Print each of the records below, leaving every word as it is.

[Page and application data records]
==*==
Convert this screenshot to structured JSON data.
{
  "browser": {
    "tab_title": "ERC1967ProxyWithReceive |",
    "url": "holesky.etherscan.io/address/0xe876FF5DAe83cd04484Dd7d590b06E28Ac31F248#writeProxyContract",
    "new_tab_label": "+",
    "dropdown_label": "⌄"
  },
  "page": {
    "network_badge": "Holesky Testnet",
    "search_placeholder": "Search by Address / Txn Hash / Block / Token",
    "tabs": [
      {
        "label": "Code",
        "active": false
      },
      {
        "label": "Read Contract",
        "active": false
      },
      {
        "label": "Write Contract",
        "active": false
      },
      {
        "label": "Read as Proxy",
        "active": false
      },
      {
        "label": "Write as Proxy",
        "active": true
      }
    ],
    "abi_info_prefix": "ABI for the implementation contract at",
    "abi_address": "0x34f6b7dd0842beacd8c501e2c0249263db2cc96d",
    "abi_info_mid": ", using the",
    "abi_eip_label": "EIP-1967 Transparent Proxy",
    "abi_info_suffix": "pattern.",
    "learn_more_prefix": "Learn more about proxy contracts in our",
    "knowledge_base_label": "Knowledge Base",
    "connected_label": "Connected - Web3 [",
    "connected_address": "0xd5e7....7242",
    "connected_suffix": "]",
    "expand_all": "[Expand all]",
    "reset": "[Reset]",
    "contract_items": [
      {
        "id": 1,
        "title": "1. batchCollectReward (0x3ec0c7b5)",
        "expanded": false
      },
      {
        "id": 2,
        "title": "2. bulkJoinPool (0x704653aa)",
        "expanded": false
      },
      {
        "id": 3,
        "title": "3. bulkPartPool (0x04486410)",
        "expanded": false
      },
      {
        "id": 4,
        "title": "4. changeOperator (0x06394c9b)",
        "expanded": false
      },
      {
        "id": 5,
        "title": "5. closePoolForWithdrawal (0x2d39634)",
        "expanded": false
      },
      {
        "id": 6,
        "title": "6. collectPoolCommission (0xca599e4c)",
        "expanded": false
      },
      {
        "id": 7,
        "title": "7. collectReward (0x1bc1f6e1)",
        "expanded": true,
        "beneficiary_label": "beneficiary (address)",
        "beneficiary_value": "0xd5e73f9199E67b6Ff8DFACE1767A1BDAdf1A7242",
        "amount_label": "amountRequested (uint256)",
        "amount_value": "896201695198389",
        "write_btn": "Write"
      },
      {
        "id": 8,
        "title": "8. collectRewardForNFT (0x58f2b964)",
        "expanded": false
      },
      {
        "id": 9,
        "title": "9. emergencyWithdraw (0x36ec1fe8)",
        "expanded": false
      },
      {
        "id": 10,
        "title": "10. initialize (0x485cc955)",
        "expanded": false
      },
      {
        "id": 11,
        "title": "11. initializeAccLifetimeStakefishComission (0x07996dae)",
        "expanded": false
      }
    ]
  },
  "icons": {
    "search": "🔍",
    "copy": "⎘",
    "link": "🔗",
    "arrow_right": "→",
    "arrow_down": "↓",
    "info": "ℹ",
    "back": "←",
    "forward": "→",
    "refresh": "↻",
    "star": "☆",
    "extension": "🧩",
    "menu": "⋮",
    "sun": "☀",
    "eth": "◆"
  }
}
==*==
_ANSWER SPACE_
Convert this screenshot to structured JSON data.
{
  "browser": {
    "tab_title": "ERC1967ProxyWithReceive |",
    "url": "holesky.etherscan.io/address/0xe876FF5DAe83cd04484Dd7d590b06E28Ac31F248#writeProxyContract",
    "new_tab_label": "+",
    "dropdown_label": "⌄"
  },
  "page": {
    "network_badge": "Holesky Testnet",
    "search_placeholder": "Search by Address / Txn Hash / Block / Token",
    "tabs": [
      {
        "label": "Code",
        "active": false
      },
      {
        "label": "Read Contract",
        "active": false
      },
      {
        "label": "Write Contract",
        "active": false
      },
      {
        "label": "Read as Proxy",
        "active": false
      },
      {
        "label": "Write as Proxy",
        "active": true
      }
    ],
    "abi_info_prefix": "ABI for the implementation contract at",
    "abi_address": "0x34f6b7dd0842beacd8c501e2c0249263db2cc96d",
    "abi_info_mid": ", using the",
    "abi_eip_label": "EIP-1967 Transparent Proxy",
    "abi_info_suffix": "pattern.",
    "learn_more_prefix": "Learn more about proxy contracts in our",
    "knowledge_base_label": "Knowledge Base",
    "connected_label": "Connected - Web3 [",
    "connected_address": "0xd5e7....7242",
    "connected_suffix": "]",
    "expand_all": "[Expand all]",
    "reset": "[Reset]",
    "contract_items": [
      {
        "id": 1,
        "title": "1. batchCollectReward (0x3ec0c7b5)",
        "expanded": false
      },
      {
        "id": 2,
        "title": "2. bulkJoinPool (0x704653aa)",
        "expanded": false
      },
      {
        "id": 3,
        "title": "3. bulkPartPool (0x04486410)",
        "expanded": false
      },
      {
        "id": 4,
        "title": "4. changeOperator (0x06394c9b)",
        "expanded": false
      },
      {
        "id": 5,
        "title": "5. closePoolForWithdrawal (0x2d39634)",
        "expanded": false
      },
      {
        "id": 6,
        "title": "6. collectPoolCommission (0xca599e4c)",
        "expanded": false
      },
      {
        "id": 7,
        "title": "7. collectReward (0x1bc1f6e1)",
        "expanded": true,
        "beneficiary_label": "beneficiary (address)",
        "beneficiary_value": "0xd5e73f9199E67b6Ff8DFACE1767A1BDAdf1A7242",
        "amount_label": "amountRequested (uint256)",
        "amount_value": "896201695198389",
        "write_btn": "Write"
      },
      {
        "id": 8,
        "title": "8. collectRewardForNFT (0x58f2b964)",
        "expanded": false
      },
      {
        "id": 9,
        "title": "9. emergencyWithdraw (0x36ec1fe8)",
        "expanded": false
      },
      {
        "id": 10,
        "title": "10. initialize (0x485cc955)",
        "expanded": false
      },
      {
        "id": 11,
        "title": "11. initializeAccLifetimeStakefishComission (0x07996dae)",
        "expanded": false
      }
    ]
  },
  "icons": {
    "search": "🔍",
    "copy": "⎘",
    "link": "🔗",
    "arrow_right": "→",
    "arrow_down": "↓",
    "info": "ℹ",
    "back": "←",
    "forward": "→",
    "refresh": "↻",
    "star": "☆",
    "extension": "🧩",
    "menu": "⋮",
    "sun": "☀",
    "eth": "◆"
  }
}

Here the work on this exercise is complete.